For most teams, remote work isn’t new anymore. Even if the possibility of remote work had barely flitted across our radars a few months ago, it’s now an everyday reality. We’ve adapted. We’ve developed patterns of communication. We’ve settled into habits for how we work and manage our teams.
But, for most of us, those habits arose in a period of extreme stress and duress. Which means that, while they may work, the ways we communicate to and amongst our team may not be the best, most effective, or healthiest. As we look towards maintaining some amount of remote work for the longer term, now is a good time to get an overview of how well you and your team are communicating—and look for ways to improve.
Here are are three diagnostics you can use to assess how your team is doing when it comes to communications:
Emotional Health: As a member or manager of an in-person team, you’ve probably developed ways to read the team’s emotional health, maybe without even realizing it. You read body language, sense the energy in the room (or lack thereof), notice changes in tone of voice.
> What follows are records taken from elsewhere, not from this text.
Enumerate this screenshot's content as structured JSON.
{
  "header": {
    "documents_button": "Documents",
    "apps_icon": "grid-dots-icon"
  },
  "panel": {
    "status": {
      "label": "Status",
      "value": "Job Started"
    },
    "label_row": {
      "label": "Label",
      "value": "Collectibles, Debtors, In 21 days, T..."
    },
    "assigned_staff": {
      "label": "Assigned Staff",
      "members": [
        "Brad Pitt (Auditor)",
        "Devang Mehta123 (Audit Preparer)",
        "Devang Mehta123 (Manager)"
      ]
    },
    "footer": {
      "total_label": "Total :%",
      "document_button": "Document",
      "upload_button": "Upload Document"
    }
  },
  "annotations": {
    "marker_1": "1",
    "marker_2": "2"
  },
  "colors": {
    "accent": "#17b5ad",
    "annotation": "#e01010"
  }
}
Many of these gut-level checks don’t translate in the remote world, so you’ll need to regularly scour remote communications for clues. What kinds of tone are you seeing in messages and emails? Are people using emojis and GIFs to cheer for one another or lighten the mood? Do you need to step in and model easier communication? Or do you need to step back and make sure people are connecting with each other without you?
Time Balance: The desire to communicate clearly can overwhelm newly remote teams. Take a look at your team’s balance of solitary work versus time spent on calls or video chat. Are they spending too much time talking? Are meetings happening just because they’re scheduled, even if no one has anything new to say? Do people have enough time to complete solitary, focused work? On the flip side, when we’re working remotely, it can feel like we need to schedule every communication; we lose the spontaneity we have when we’re physically together, dropping by unannounced or running into colleagues on the elevator. How can you help your team rekindle spontaneous communication?
Inclusivity: When we’re all together, ensuring that our teams are inclusive is incredibly challenging. Making sure every voice is heard and respected requires a lot of vigilance, awareness, and decisive action. Remote communications change all of that—sometimes for the better, sometimes for worse. Pay attention on your next team calls or video chats: are the same voices always being heard? Is it the same pattern as it was when you were all in-person, or have some voices become louder or softer? Scour messaging apps to see who is being heard and who isn’t, then look for reasons. Are some people left out because of timing—for example, a flurry of Slack messages happen all at once while your Asia-based team members are asleep? What kinds of signals are you giving to ensure inclusivity? Whose voices are you elevating and how?
This content is a part of our upcoming Managing in the Moment Program in the Nomadic Academy—more info coming on that soon.